The latest justification document is not yet available (see the last few here, here and here), so we do not yet know what improvements in the Colombian military’s performance the State Department was able to cite. However, two very recent events probably made the certification possible.
- Colombia’s Procuraduría (sort of an internal-affairs agency that can fire or dock the pay of government employees, but not put them in jail) decided to fire seven army personnel, including four officers, tied to the August 2004 murder of three union leaders in Arauca.
- Colombia’s Fiscalía (the attorney-general’s office, which prosecutes criminal cases) has moved forward with arrest warrants for an officer and a soldier involved in a 2003 massacre in Cajamarca, Tolima.

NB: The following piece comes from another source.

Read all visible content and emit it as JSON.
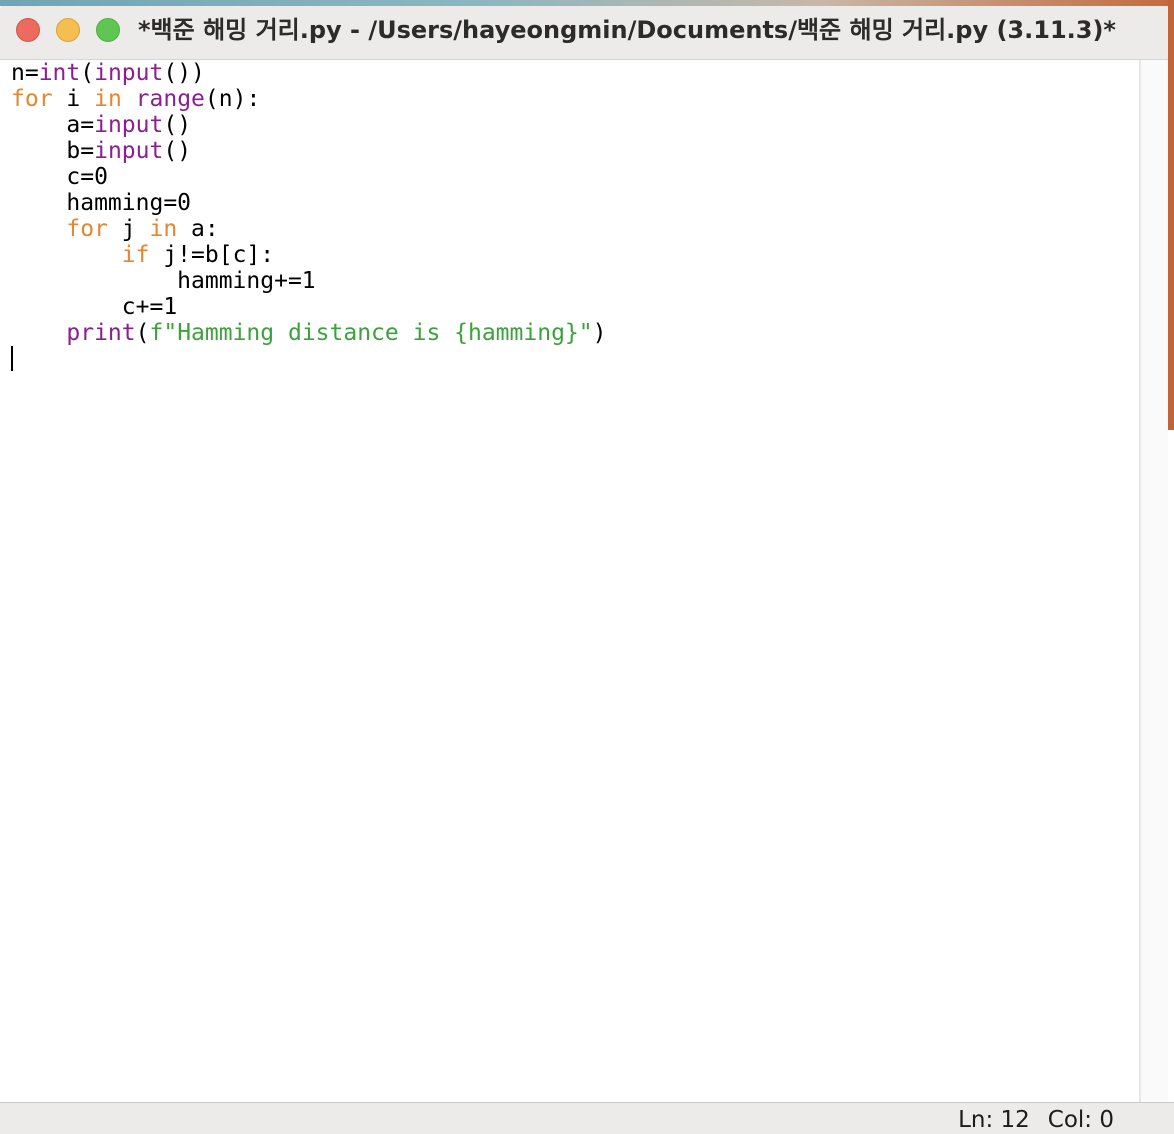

It’s not clear what other cases the State Department can cite, beyond these two examples from the past week or two. The investigation into the February 2005 massacre of two families in San José de Apartadó, Antioquia, remains stuck (though the community’s refusal to talk to the Fiscalía offers the Colombian government a handy excuse to do nothing). Gen. Jaime Uscátegui’s trial for allowing the 1997 paramilitary massacre in Mapiripán continues to drag on. Nobody has been punished for the 1998 bombing of civilians in Santo Domingo, Arauca. The investigation of Operation Dragon, a plot against union leaders and other Cali activists revealed in 2004, has not moved a bit. The list goes on.
Worse, Colombia’s human rights climate appears to be getting more serious, which makes the decision to certify “improvements” especially poorly timed. The past two months have seen repeated e-mail threats sent to human-rights groups, break-ins at several human-rights defenders’ offices and homes, the murder of one human-rights activist’s bodyguard, the murder of an advisor to a senator who opposes Uribe, and iron-fisted responses to protests from indigenous groups and coca growers. Not to mention scandals surrounding paramilitary infiltration of the president’s security and intelligence service (the DAS), and the massacre of an entire police anti-drug unit at the hands of a military patrol.
The human-rights certification process is frustrating. It puts a “seal of approval” on a human rights record that is not improving, and may in fact be going the wrong way. It simply ignores the majority of outstanding cases of past abuse, cases that have gone nowhere. The focus on “benchmark cases” has put U.S. diplomats in an uncomfortable position – at times they appear to be demanding the heads of a few military personnel in exchange for aid money.
Nonetheless, the certification process is necessary. Lately, it seems to be the only bit of leverage available to bring past human-rights abuses to justice. By requiring some evidence of progress, each certification brings at least a few cases closer to judgment and punishment.
Moreover, the mere fact that the past few certifications have been delayed for so long shows why they are necessary. The delays reveal some important truths about the Colombian military’s commitment to human rights.
The failure to move forward on investigations and prosecutions reveals that when it comes to punishing abuses, Colombia’s security forces have yet to internalize human rights as an important value. The certification delays put a badly needed spotlight on that problem. They make painfully obvious how troubled the Colombian military’s human-rights performance remains. Despite improvements in training and some officers’ positive efforts, the overall record remains so bad that even the military’s main foreign benefactor, the U.S. government, cannot approve of it without a long, drawn-out argument.
The certification process is messy and pleases nobody. But as abuse investigations become ever more stuck and the overall climate worsens, it’s more necessary than ever.